What the task requires | Repeat the data in full. Drop every picture.

** Records shown follows **

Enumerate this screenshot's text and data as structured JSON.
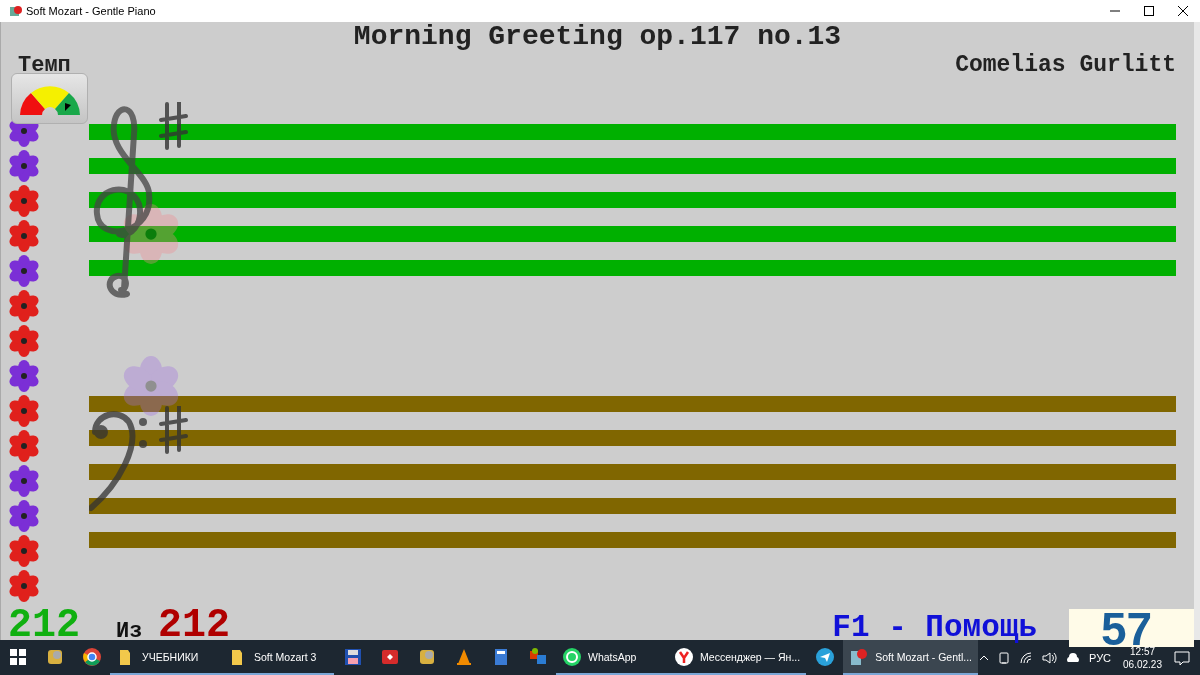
{
  "window": {
    "title": "Soft Mozart - Gentle Piano"
  },
  "piece": {
    "title": "Morning Greeting op.117 no.13",
    "composer": "Comelias Gurlitt"
  },
  "tempo": {
    "label": "Темп"
  },
  "flowers": [
    {
      "color": "#7b2fd6"
    },
    {
      "color": "#7b2fd6"
    },
    {
      "color": "#e0201c"
    },
    {
      "color": "#e0201c"
    },
    {
      "color": "#7b2fd6"
    },
    {
      "color": "#e0201c"
    },
    {
      "color": "#e0201c"
    },
    {
      "color": "#7b2fd6"
    },
    {
      "color": "#e0201c"
    },
    {
      "color": "#e0201c"
    },
    {
      "color": "#7b2fd6"
    },
    {
      "color": "#7b2fd6"
    },
    {
      "color": "#e0201c"
    },
    {
      "color": "#e0201c"
    }
  ],
  "staves": [
    {
      "kind": "treble",
      "color": "#00b000"
    },
    {
      "kind": "bass",
      "color": "#806600"
    }
  ],
  "footer": {
    "current": "212",
    "of": "Из",
    "total": "212",
    "help": "F1 - Помощь",
    "score": "57"
  },
  "taskbar": {
    "items": [
      {
        "kind": "start",
        "running": false,
        "selected": false
      },
      {
        "kind": "app",
        "running": false,
        "selected": false
      },
      {
        "kind": "chrome",
        "running": false,
        "selected": false
      },
      {
        "kind": "folder",
        "label": "УЧЕБНИКИ",
        "running": true,
        "selected": false
      },
      {
        "kind": "folder",
        "label": "Soft Mozart 3",
        "running": true,
        "selected": false
      },
      {
        "kind": "floppy",
        "running": false,
        "selected": false
      },
      {
        "kind": "red",
        "running": false,
        "selected": false
      },
      {
        "kind": "app",
        "running": false,
        "selected": false
      },
      {
        "kind": "cone",
        "running": false,
        "selected": false
      },
      {
        "kind": "calculator",
        "running": false,
        "selected": false
      },
      {
        "kind": "office",
        "running": false,
        "selected": false
      },
      {
        "kind": "whatsapp",
        "label": "WhatsApp",
        "running": true,
        "selected": false
      },
      {
        "kind": "yandex",
        "label": "Мессенджер — Ян...",
        "running": true,
        "selected": false
      },
      {
        "kind": "telegram",
        "running": false,
        "selected": false
      },
      {
        "kind": "mozart",
        "label": "Soft Mozart - Gentl...",
        "running": true,
        "selected": true
      }
    ],
    "language": "РУС",
    "time": "12:57",
    "date": "06.02.23"
  }
}
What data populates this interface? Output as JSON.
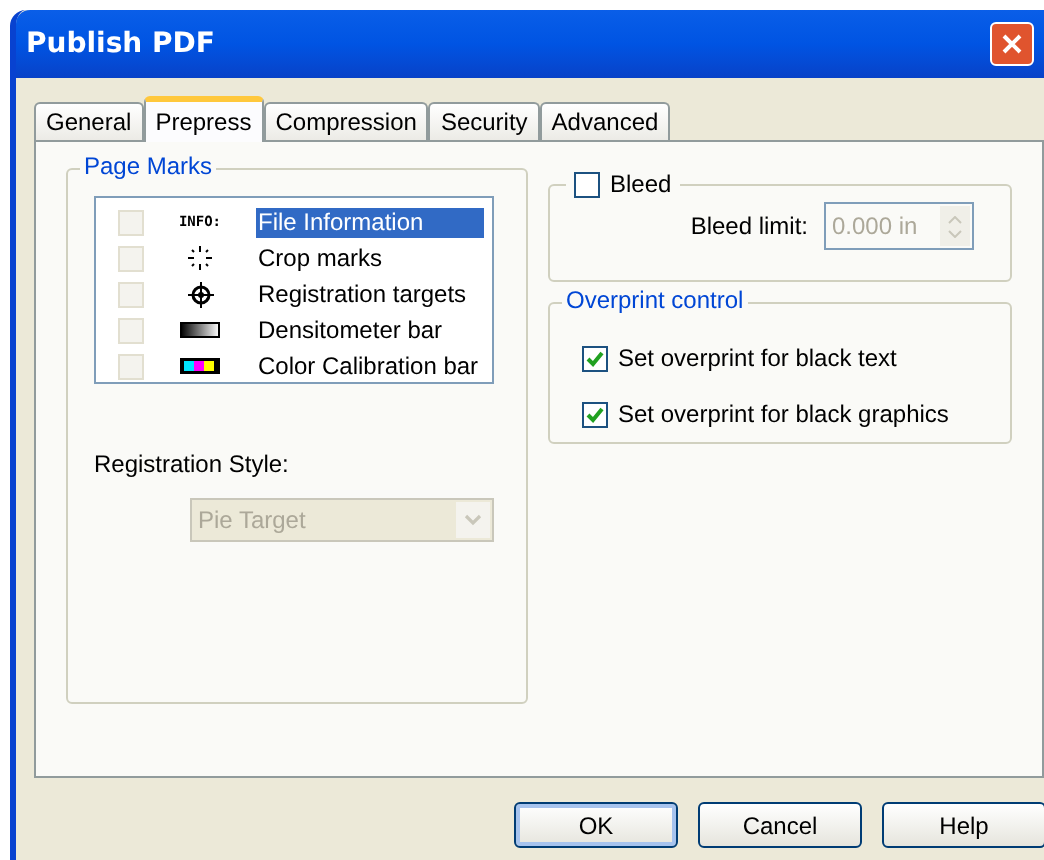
{
  "window": {
    "title": "Publish PDF"
  },
  "tabs": [
    {
      "label": "General",
      "selected": false
    },
    {
      "label": "Prepress",
      "selected": true
    },
    {
      "label": "Compression",
      "selected": false
    },
    {
      "label": "Security",
      "selected": false
    },
    {
      "label": "Advanced",
      "selected": false
    }
  ],
  "page_marks": {
    "title": "Page Marks",
    "items": [
      {
        "kind": "info",
        "icon_text": "INFO:",
        "label": "File Information",
        "checked": false,
        "selected": true
      },
      {
        "kind": "crop",
        "label": "Crop marks",
        "checked": false,
        "selected": false
      },
      {
        "kind": "target",
        "label": "Registration targets",
        "checked": false,
        "selected": false
      },
      {
        "kind": "densitometer",
        "label": "Densitometer bar",
        "checked": false,
        "selected": false
      },
      {
        "kind": "calibration",
        "label": "Color Calibration bar",
        "checked": false,
        "selected": false
      }
    ],
    "registration_style": {
      "label": "Registration Style:",
      "value": "Pie Target",
      "disabled": true
    }
  },
  "bleed": {
    "label": "Bleed",
    "checked": false,
    "limit_label": "Bleed limit:",
    "limit_value": "0.000 in",
    "disabled": true
  },
  "overprint": {
    "title": "Overprint control",
    "items": [
      {
        "label": "Set overprint for black text",
        "checked": true
      },
      {
        "label": "Set overprint for black graphics",
        "checked": true
      }
    ]
  },
  "buttons": [
    {
      "label": "OK",
      "default": true
    },
    {
      "label": "Cancel",
      "default": false
    },
    {
      "label": "Help",
      "default": false
    }
  ]
}
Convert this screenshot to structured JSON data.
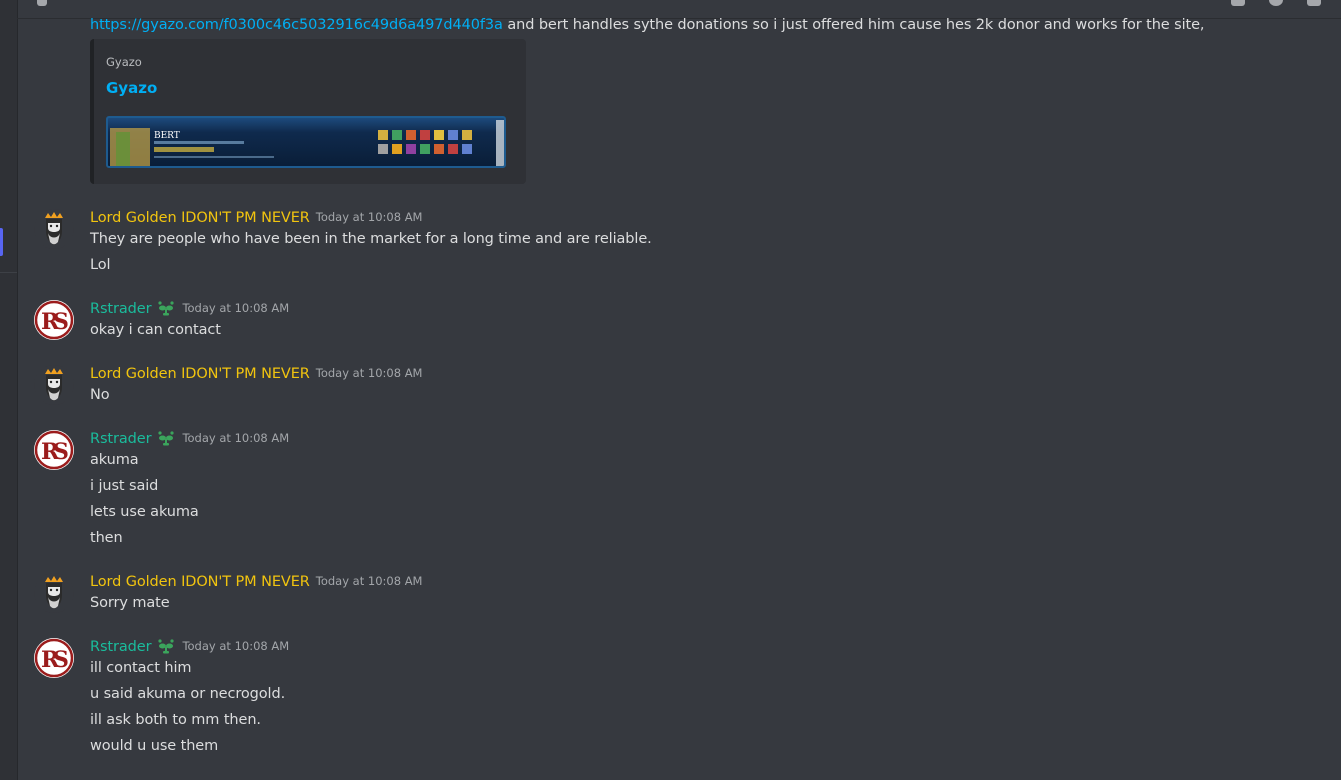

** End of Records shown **

Written response |
Enumerate this screenshot's text and data as structured JSON.
{
  "window": {
    "title": "Soft Mozart - Gentle Piano"
  },
  "piece": {
    "title": "Morning Greeting op.117 no.13",
    "composer": "Comelias Gurlitt"
  },
  "tempo": {
    "label": "Темп"
  },
  "flowers": [
    {
      "color": "#7b2fd6"
    },
    {
      "color": "#7b2fd6"
    },
    {
      "color": "#e0201c"
    },
    {
      "color": "#e0201c"
    },
    {
      "color": "#7b2fd6"
    },
    {
      "color": "#e0201c"
    },
    {
      "color": "#e0201c"
    },
    {
      "color": "#7b2fd6"
    },
    {
      "color": "#e0201c"
    },
    {
      "color": "#e0201c"
    },
    {
      "color": "#7b2fd6"
    },
    {
      "color": "#7b2fd6"
    },
    {
      "color": "#e0201c"
    },
    {
      "color": "#e0201c"
    }
  ],
  "staves": [
    {
      "kind": "treble",
      "color": "#00b000"
    },
    {
      "kind": "bass",
      "color": "#806600"
    }
  ],
  "footer": {
    "current": "212",
    "of": "Из",
    "total": "212",
    "help": "F1 - Помощь",
    "score": "57"
  },
  "taskbar": {
    "items": [
      {
        "kind": "start",
        "running": false,
        "selected": false
      },
      {
        "kind": "app",
        "running": false,
        "selected": false
      },
      {
        "kind": "chrome",
        "running": false,
        "selected": false
      },
      {
        "kind": "folder",
        "label": "УЧЕБНИКИ",
        "running": true,
        "selected": false
      },
      {
        "kind": "folder",
        "label": "Soft Mozart 3",
        "running": true,
        "selected": false
      },
      {
        "kind": "floppy",
        "running": false,
        "selected": false
      },
      {
        "kind": "red",
        "running": false,
        "selected": false
      },
      {
        "kind": "app",
        "running": false,
        "selected": false
      },
      {
        "kind": "cone",
        "running": false,
        "selected": false
      },
      {
        "kind": "calculator",
        "running": false,
        "selected": false
      },
      {
        "kind": "office",
        "running": false,
        "selected": false
      },
      {
        "kind": "whatsapp",
        "label": "WhatsApp",
        "running": true,
        "selected": false
      },
      {
        "kind": "yandex",
        "label": "Мессенджер — Ян...",
        "running": true,
        "selected": false
      },
      {
        "kind": "telegram",
        "running": false,
        "selected": false
      },
      {
        "kind": "mozart",
        "label": "Soft Mozart - Gentl...",
        "running": true,
        "selected": true
      }
    ],
    "language": "РУС",
    "time": "12:57",
    "date": "06.02.23"
  }
}
What data populates this interface? Output as JSON.
{
  "window": {
    "title": "Publish PDF"
  },
  "tabs": [
    {
      "label": "General",
      "selected": false
    },
    {
      "label": "Prepress",
      "selected": true
    },
    {
      "label": "Compression",
      "selected": false
    },
    {
      "label": "Security",
      "selected": false
    },
    {
      "label": "Advanced",
      "selected": false
    }
  ],
  "page_marks": {
    "title": "Page Marks",
    "items": [
      {
        "kind": "info",
        "icon_text": "INFO:",
        "label": "File Information",
        "checked": false,
        "selected": true
      },
      {
        "kind": "crop",
        "label": "Crop marks",
        "checked": false,
        "selected": false
      },
      {
        "kind": "target",
        "label": "Registration targets",
        "checked": false,
        "selected": false
      },
      {
        "kind": "densitometer",
        "label": "Densitometer bar",
        "checked": false,
        "selected": false
      },
      {
        "kind": "calibration",
        "label": "Color Calibration bar",
        "checked": false,
        "selected": false
      }
    ],
    "registration_style": {
      "label": "Registration Style:",
      "value": "Pie Target",
      "disabled": true
    }
  },
  "bleed": {
    "label": "Bleed",
    "checked": false,
    "limit_label": "Bleed limit:",
    "limit_value": "0.000 in",
    "disabled": true
  },
  "overprint": {
    "title": "Overprint control",
    "items": [
      {
        "label": "Set overprint for black text",
        "checked": true
      },
      {
        "label": "Set overprint for black graphics",
        "checked": true
      }
    ]
  },
  "buttons": [
    {
      "label": "OK",
      "default": true
    },
    {
      "label": "Cancel",
      "default": false
    },
    {
      "label": "Help",
      "default": false
    }
  ]
}
Convert this screenshot to structured JSON data.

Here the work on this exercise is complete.